Now for what university is really about… Don’t let the cost of living crisis stop you from living out those blurry nights that we can’t quite remember but never forget. My first piece of advice to save money while going out is… pre drink! I know I’m stating the obvious, but it really does help. Don’t just pre drink though, pre drink smart. Going to your local corner shop, coop or Tesco Extra could put you out of pocket. Go to your local Aldi or Lidl to buy alcohol because who doesn’t love a £3.50 bottle of wine ;).  

Secondly, make use of apps! Download Dusk https://www.dusk.app/, it is an app that you can get free drinks on in selected bars in your area and win rewards to unlock deals. It can save you loads of £££ and also gets you to try out new places and explore your uni town. Also, really utilise Unidays, because I know I didn’t use it enough. There are some really great deals on there and you won’t have it forever.

Last of all, find the best student nights! There are tuns of brilliant student nights in Brighton and most university towns. There is normally a good selection so you can explore what you like and there will normally be something to your taste. If you are a fellow Brightonian, my personal favourite is Cassa Blanca’s student nights on a Wednesday and Thursday. Mainly because of the £2.50 doubles before 12 and £3.50 for the rest of the night but also because of the live music and all-round good vibes. I am ashamed to say that I’ve bought four drinks at one time to make the most of the deal and I don’t recommend because it isn’t very practical, I have to tell myself now it’s a marathon not a race ;). Times are hard but it doesn’t mean you have to put your life on hold. Find what works for you and always talk to people for advice or just a listening ear.

I am an English Language and Creative Writing graduate. I write feminist short fiction and poetry and try to give a voice to marginalised women and use my writing to be an advocate for women's rights. In my spare time you could find me watching Netflix, walking my dog or reading...
milly struthers

Brighton '23

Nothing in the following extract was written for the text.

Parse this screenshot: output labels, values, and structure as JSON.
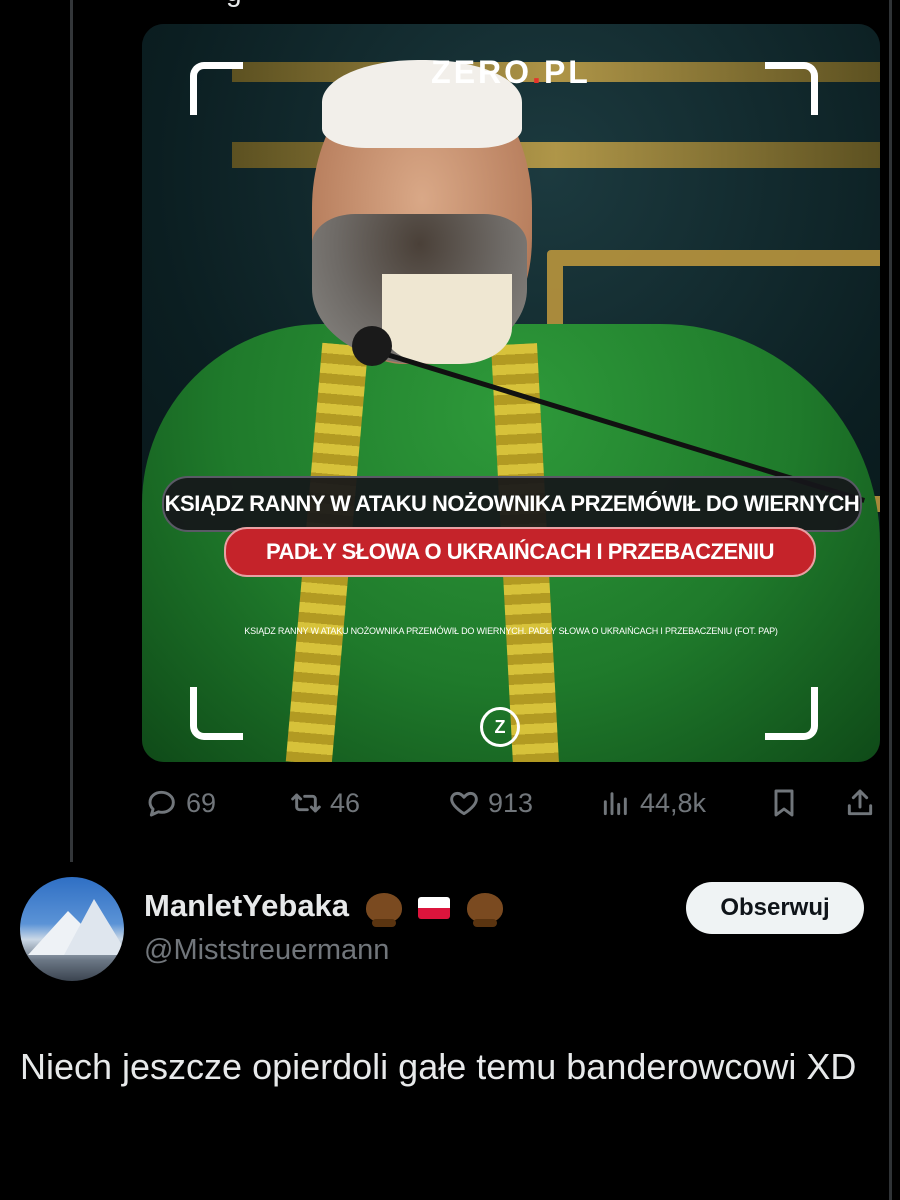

I am a female van traveller with the desire to explore the world and interact with a range of people and engulf myself in new cultures. Reflecting shared female and queer issues across all race and ethnicities within my articles Creating a safe and open space in my writing where individuals can relate or emphasis with what is being written and most importantly feel connected and that their not alone in their experiences.